(TASK OBJECTIVE):
Return the lines below that contain the word "Blood".
[Opening RECORDS FOR THIS EXERCISE section]
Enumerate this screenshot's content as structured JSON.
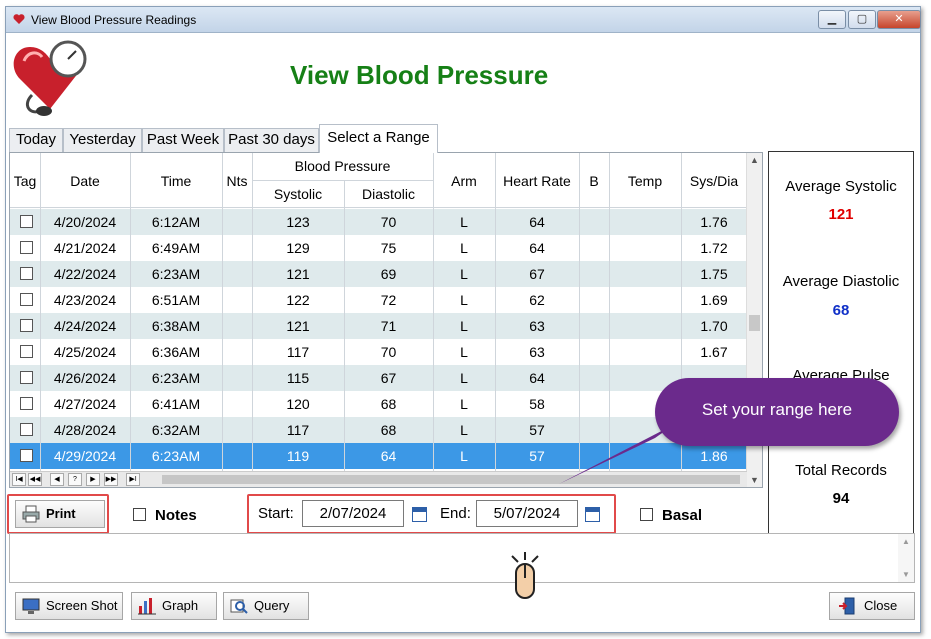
{
  "window": {
    "title": "View Blood Pressure Readings",
    "min_label": "▁",
    "max_label": "▢",
    "close_label": "✕"
  },
  "heading": "View Blood Pressure",
  "tabs": [
    {
      "label": "Today"
    },
    {
      "label": "Yesterday"
    },
    {
      "label": "Past Week"
    },
    {
      "label": "Past 30 days"
    },
    {
      "label": "Select a Range",
      "active": true
    }
  ],
  "table": {
    "headers": {
      "tag": "Tag",
      "date": "Date",
      "time": "Time",
      "nts": "Nts",
      "bp_group": "Blood Pressure",
      "systolic": "Systolic",
      "diastolic": "Diastolic",
      "arm": "Arm",
      "heart_rate": "Heart Rate",
      "b": "B",
      "temp": "Temp",
      "sys_dia": "Sys/Dia"
    },
    "rows": [
      {
        "date": "4/20/2024",
        "time": "6:12AM",
        "systolic": "123",
        "diastolic": "70",
        "arm": "L",
        "heart_rate": "64",
        "sys_dia": "1.76"
      },
      {
        "date": "4/21/2024",
        "time": "6:49AM",
        "systolic": "129",
        "diastolic": "75",
        "arm": "L",
        "heart_rate": "64",
        "sys_dia": "1.72"
      },
      {
        "date": "4/22/2024",
        "time": "6:23AM",
        "systolic": "121",
        "diastolic": "69",
        "arm": "L",
        "heart_rate": "67",
        "sys_dia": "1.75"
      },
      {
        "date": "4/23/2024",
        "time": "6:51AM",
        "systolic": "122",
        "diastolic": "72",
        "arm": "L",
        "heart_rate": "62",
        "sys_dia": "1.69"
      },
      {
        "date": "4/24/2024",
        "time": "6:38AM",
        "systolic": "121",
        "diastolic": "71",
        "arm": "L",
        "heart_rate": "63",
        "sys_dia": "1.70"
      },
      {
        "date": "4/25/2024",
        "time": "6:36AM",
        "systolic": "117",
        "diastolic": "70",
        "arm": "L",
        "heart_rate": "63",
        "sys_dia": "1.67"
      },
      {
        "date": "4/26/2024",
        "time": "6:23AM",
        "systolic": "115",
        "diastolic": "67",
        "arm": "L",
        "heart_rate": "64",
        "sys_dia": ""
      },
      {
        "date": "4/27/2024",
        "time": "6:41AM",
        "systolic": "120",
        "diastolic": "68",
        "arm": "L",
        "heart_rate": "58",
        "sys_dia": ""
      },
      {
        "date": "4/28/2024",
        "time": "6:32AM",
        "systolic": "117",
        "diastolic": "68",
        "arm": "L",
        "heart_rate": "57",
        "sys_dia": ""
      },
      {
        "date": "4/29/2024",
        "time": "6:23AM",
        "systolic": "119",
        "diastolic": "64",
        "arm": "L",
        "heart_rate": "57",
        "sys_dia": "1.86",
        "selected": true
      }
    ],
    "nav_buttons": [
      "I◀",
      "◀◀",
      "◀",
      "?",
      "▶",
      "▶▶",
      "▶I"
    ]
  },
  "stats": {
    "avg_systolic_label": "Average Systolic",
    "avg_systolic_value": "121",
    "avg_diastolic_label": "Average Diastolic",
    "avg_diastolic_value": "68",
    "avg_pulse_label": "Average Pulse",
    "total_records_label": "Total Records",
    "total_records_value": "94",
    "colors": {
      "systolic": "#e00000",
      "diastolic": "#1030c8",
      "total": "#000000"
    }
  },
  "controls": {
    "print_label": "Print",
    "notes_label": "Notes",
    "start_label": "Start:",
    "start_value": "2/07/2024",
    "end_label": "End:",
    "end_value": "5/07/2024",
    "basal_label": "Basal"
  },
  "bottom": {
    "screenshot_label": "Screen Shot",
    "graph_label": "Graph",
    "query_label": "Query",
    "close_label": "Close"
  },
  "callout": {
    "text": "Set your range here",
    "color": "#6b2a8c"
  },
  "colors": {
    "heading": "#168016",
    "row_alt": "#dfeaec",
    "selected": "#3c98e6",
    "highlight_box": "#e14a4a"
  },
  "icons": [
    "heart-monitor-logo-icon",
    "printer-icon",
    "calendar-icon",
    "screenshot-icon",
    "bar-chart-icon",
    "query-icon",
    "close-door-icon",
    "pointing-hand-icon",
    "mouse-click-icon"
  ]
}
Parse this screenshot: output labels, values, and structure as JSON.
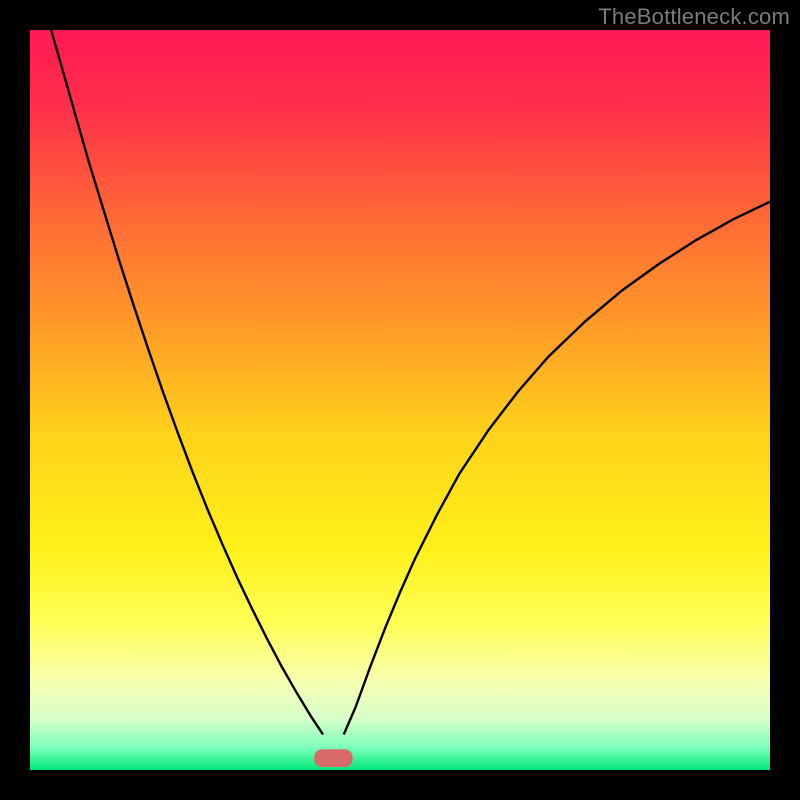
{
  "watermark": "TheBottleneck.com",
  "chart_data": {
    "type": "line",
    "title": "",
    "xlabel": "",
    "ylabel": "",
    "xlim": [
      0,
      100
    ],
    "ylim": [
      0,
      100
    ],
    "grid": false,
    "legend": false,
    "background_gradient_stops": [
      {
        "offset": 0.0,
        "color": "#ff1a55"
      },
      {
        "offset": 0.1,
        "color": "#ff2e4b"
      },
      {
        "offset": 0.25,
        "color": "#ff6836"
      },
      {
        "offset": 0.4,
        "color": "#ff9b28"
      },
      {
        "offset": 0.55,
        "color": "#ffd31a"
      },
      {
        "offset": 0.7,
        "color": "#fff01a"
      },
      {
        "offset": 0.8,
        "color": "#ffff55"
      },
      {
        "offset": 0.88,
        "color": "#f7ffb0"
      },
      {
        "offset": 0.93,
        "color": "#d8ffca"
      },
      {
        "offset": 0.97,
        "color": "#7bffb8"
      },
      {
        "offset": 1.0,
        "color": "#00e87a"
      }
    ],
    "series": [
      {
        "name": "left-branch",
        "x": [
          0,
          2,
          4,
          6,
          8,
          10,
          12,
          14,
          16,
          18,
          20,
          22,
          24,
          26,
          28,
          30,
          32,
          34,
          36,
          38,
          39.6
        ],
        "y": [
          110,
          103,
          96,
          89,
          82,
          75.5,
          69,
          62.8,
          56.8,
          51,
          45.5,
          40.2,
          35.2,
          30.5,
          26,
          21.8,
          17.8,
          14,
          10.5,
          7.2,
          4.8
        ]
      },
      {
        "name": "right-branch",
        "x": [
          42.4,
          44,
          46,
          48,
          50,
          52,
          55,
          58,
          62,
          66,
          70,
          75,
          80,
          85,
          90,
          95,
          100
        ],
        "y": [
          4.8,
          8.5,
          14,
          19.2,
          24,
          28.5,
          34.5,
          40,
          46,
          51.2,
          55.8,
          60.6,
          64.8,
          68.4,
          71.6,
          74.4,
          76.8
        ]
      }
    ],
    "marker": {
      "name": "minimum-pill",
      "x_center": 41,
      "y_center": 1.6,
      "width": 5.2,
      "height": 2.4,
      "color": "#d86a6a"
    }
  }
}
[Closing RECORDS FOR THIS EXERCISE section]
(EXERCISE RESULT):
    "title": "View Blood Pressure Readings",
  "heading": "View Blood Pressure",
      "bp_group": "Blood Pressure",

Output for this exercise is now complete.